What is needed:
For this exercise, retype all the data exactly and exclude every image.

** Opening Supplied records block **

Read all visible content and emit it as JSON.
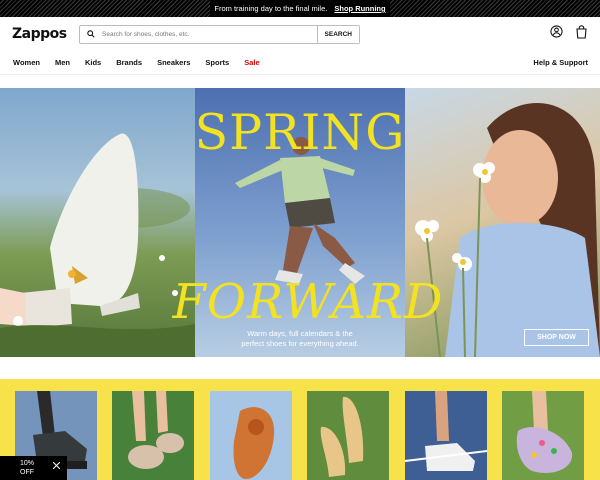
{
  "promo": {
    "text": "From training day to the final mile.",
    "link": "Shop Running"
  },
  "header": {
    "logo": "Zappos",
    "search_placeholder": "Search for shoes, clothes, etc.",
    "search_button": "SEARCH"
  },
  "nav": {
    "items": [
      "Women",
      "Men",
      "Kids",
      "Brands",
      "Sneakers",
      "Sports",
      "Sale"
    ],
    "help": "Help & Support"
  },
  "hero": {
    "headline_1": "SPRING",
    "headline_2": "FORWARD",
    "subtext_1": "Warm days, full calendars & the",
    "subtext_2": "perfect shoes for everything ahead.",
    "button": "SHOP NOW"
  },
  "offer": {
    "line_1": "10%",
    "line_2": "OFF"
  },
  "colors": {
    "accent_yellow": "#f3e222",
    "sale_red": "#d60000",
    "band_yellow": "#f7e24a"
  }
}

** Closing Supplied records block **

Exercise output:
Read all visible content and emit it as JSON.
{
  "promo": {
    "text": "From training day to the final mile.",
    "link": "Shop Running"
  },
  "header": {
    "logo": "Zappos",
    "search_placeholder": "Search for shoes, clothes, etc.",
    "search_button": "SEARCH"
  },
  "nav": {
    "items": [
      "Women",
      "Men",
      "Kids",
      "Brands",
      "Sneakers",
      "Sports",
      "Sale"
    ],
    "help": "Help & Support"
  },
  "hero": {
    "headline_1": "SPRING",
    "headline_2": "FORWARD",
    "subtext_1": "Warm days, full calendars & the",
    "subtext_2": "perfect shoes for everything ahead.",
    "button": "SHOP NOW"
  },
  "offer": {
    "line_1": "10%",
    "line_2": "OFF"
  },
  "colors": {
    "accent_yellow": "#f3e222",
    "sale_red": "#d60000",
    "band_yellow": "#f7e24a"
  }
}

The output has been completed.